The only other thing we would change is (next time?) we would build the house with 900 mm eaves instead of 600 mm to give better shading and weather protection.
Going off-grid requires proper planning and design, but also you have to modify your behaviour in a sensible way, so you put off using dryers and ovens and high use appliances at night and during cloudy weather.
Our main power controller (SP Pro inverter) has been programmed by our installer in consultation with us to protect the batteries by automatically switching on the generator if power is being used to quickly, or if the state of charge of the batteries falls below prescribed levels.
These “business rules” can be tailored to suit our needs and can be modified remotely as required. We hardly ever need the generator on, but when it is required it charges the batteries in an hour or two and doesn’t use much diesel fuel in the process.

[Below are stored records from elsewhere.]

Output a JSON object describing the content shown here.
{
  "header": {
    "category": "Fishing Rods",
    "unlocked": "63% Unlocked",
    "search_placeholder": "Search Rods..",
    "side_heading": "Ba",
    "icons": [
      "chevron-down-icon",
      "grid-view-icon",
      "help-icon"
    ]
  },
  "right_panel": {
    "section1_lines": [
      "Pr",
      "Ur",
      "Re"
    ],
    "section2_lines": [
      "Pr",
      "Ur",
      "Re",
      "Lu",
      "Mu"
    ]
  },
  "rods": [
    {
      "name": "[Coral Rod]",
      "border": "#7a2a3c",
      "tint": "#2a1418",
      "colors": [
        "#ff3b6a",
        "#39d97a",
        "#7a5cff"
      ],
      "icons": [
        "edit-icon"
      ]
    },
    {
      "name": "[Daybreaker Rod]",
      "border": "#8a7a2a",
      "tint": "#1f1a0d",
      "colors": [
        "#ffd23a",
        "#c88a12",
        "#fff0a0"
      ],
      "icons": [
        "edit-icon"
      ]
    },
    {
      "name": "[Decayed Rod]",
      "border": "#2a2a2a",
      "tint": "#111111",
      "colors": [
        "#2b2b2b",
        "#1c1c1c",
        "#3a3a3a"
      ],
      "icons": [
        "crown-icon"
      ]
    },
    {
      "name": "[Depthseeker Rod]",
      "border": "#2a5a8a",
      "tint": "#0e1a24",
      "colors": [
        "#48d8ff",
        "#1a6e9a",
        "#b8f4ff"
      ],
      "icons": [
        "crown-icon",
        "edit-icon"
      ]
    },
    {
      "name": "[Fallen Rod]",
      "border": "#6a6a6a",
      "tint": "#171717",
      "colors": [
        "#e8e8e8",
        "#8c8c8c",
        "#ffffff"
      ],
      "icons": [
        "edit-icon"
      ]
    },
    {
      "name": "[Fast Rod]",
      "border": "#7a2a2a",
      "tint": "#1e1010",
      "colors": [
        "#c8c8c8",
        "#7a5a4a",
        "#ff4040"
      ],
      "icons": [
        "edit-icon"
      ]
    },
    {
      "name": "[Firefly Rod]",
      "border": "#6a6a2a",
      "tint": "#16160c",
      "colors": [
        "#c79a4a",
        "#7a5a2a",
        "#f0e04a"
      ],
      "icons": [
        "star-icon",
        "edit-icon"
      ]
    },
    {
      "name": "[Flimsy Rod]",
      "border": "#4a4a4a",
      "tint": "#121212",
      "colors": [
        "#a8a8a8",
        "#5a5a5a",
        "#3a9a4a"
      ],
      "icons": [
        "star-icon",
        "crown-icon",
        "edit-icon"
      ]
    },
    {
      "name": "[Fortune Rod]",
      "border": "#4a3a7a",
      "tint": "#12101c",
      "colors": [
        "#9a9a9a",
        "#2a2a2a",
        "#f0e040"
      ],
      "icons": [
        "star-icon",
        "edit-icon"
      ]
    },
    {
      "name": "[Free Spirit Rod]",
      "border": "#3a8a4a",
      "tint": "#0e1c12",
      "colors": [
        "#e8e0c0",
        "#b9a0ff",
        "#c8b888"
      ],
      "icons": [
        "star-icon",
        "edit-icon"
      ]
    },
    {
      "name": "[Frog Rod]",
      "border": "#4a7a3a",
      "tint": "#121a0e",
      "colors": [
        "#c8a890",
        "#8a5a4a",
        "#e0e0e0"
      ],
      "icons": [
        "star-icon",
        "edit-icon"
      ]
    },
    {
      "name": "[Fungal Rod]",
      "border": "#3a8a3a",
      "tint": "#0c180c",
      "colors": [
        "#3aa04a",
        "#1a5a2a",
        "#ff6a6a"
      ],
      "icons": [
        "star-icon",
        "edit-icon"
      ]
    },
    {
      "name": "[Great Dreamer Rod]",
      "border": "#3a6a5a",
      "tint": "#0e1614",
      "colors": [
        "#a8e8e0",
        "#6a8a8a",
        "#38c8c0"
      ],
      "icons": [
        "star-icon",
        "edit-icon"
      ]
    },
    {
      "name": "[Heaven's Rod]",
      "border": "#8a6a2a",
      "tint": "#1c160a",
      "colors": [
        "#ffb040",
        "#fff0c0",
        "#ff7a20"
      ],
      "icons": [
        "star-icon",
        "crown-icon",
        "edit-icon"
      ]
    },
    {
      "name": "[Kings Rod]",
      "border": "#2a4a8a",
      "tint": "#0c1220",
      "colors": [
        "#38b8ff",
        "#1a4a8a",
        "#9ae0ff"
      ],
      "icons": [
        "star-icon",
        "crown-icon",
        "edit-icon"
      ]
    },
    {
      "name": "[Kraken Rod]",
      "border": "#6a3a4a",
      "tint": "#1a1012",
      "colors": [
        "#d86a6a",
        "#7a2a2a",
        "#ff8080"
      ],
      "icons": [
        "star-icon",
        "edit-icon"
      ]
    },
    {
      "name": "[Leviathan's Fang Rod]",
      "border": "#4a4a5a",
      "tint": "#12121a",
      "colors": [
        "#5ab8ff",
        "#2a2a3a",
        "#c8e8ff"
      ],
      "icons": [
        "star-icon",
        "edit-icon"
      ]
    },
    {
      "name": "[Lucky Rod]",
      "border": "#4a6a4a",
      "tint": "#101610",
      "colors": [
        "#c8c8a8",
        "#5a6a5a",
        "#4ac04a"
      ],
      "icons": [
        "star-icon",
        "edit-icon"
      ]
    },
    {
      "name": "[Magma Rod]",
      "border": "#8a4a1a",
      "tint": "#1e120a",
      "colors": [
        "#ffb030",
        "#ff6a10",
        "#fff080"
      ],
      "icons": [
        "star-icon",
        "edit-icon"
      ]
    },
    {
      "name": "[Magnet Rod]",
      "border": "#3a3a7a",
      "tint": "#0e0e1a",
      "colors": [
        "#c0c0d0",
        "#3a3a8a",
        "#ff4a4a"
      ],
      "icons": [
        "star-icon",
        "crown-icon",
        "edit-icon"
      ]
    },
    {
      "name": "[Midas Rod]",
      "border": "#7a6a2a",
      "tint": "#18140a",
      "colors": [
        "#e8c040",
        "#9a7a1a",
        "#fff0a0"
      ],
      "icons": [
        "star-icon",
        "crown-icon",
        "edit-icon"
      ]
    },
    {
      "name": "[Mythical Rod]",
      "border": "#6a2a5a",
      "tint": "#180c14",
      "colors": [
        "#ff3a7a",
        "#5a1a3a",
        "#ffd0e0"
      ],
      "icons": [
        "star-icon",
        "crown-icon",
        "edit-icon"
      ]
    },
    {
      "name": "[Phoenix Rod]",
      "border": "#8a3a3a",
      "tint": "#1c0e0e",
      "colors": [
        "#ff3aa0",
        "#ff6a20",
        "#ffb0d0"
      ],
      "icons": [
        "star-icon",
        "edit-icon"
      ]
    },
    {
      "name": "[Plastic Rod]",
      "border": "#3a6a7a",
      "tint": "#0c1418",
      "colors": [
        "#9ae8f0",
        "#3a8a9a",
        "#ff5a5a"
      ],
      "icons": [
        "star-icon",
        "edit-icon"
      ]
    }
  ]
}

We read a lot about renewable energy and many of the stories have come across about other people’s off-grid experience tend to focus on tales of extreme self sufficiency, carbon neutrality and home-made solutions.
Each to their own, but we wanted a modern lifestyle without the hassles of being dragged into the hassles of escalating power prices and anarchic energy policies from big, voracious power companies and inept government leadership and bureaucracies.
The fixation of much of the debate on return on investment and payback periods in our minds had to be balanced against the peace of mind of locking in our energy expenditure up-front. As part of the cost of a new build, the marginal cost of insulation, energy efficient appliances and windows is only an extra few percent.
Our only costs now are topping up the generator every now and then and some LPG for the stove and BBQ. We also have a 130,000 litre rainwater tank so we never run out of beautiful clean, free water. On average, over the past 12 months, we use about 26 kWh of power a day.
On hot sunny days, with the airconditioners going, we sometimes generate/use 35 kWh or more. As we are not connected to the grid, the system only generates whatever power we are using after the batteries have been recharged to 100%.
We always looked on our lead acid batteries as an entry point. Since then we have seen all sorts of technology coming on-stream.
Salt water, flow batteries and of course lithium batteries with the big name Tesla making headlines have all advanced the choices now available.
Recently, we have particularly noted the introduction of a turn-key solution in a cabinet the size of a fridge by Melbourne company Arvio. At the top they have an SP Pro inverter, a tiny communications computer, and switching gear (all made in Melbourne).
In the cabinet below, the really exciting bit of kit is a supercapacitor energy storage device –like a battery but using graphene instead lead/acid or lithium.
Unlike traditional chemical-based batteries, supercapacitors can be charged in seconds, are capable of millions of charge/discharge cycles, will not burn or explode and are more environmentally friendly in terms of being made from readily available carbon rather than rarer and more toxic metals like lithium or cobalt. Our guess is that when it comes time to replace our batteries, this will be the dominant technology.
Lessons Learned: Summing up our off-grid experience-
- If you can afford to do so, particularly if you are building a new house, go off-grid
- Make all the right design and material choices to keep cold and heat out
- Reduce energy requirements by lighting and appliance choices and sensible modification of your behaviour and activity timing
- Keep an eye on new technology and have a long term saving plan to buy into better equipment down the track when you can benefit from upgrading
- Talk to as many people as you can about renewable energy and your off-grid experience in the hope that eventually the general public can be better educated and this may someday filter down to State and Federal Government politicians so they can then catch up with the rest of us!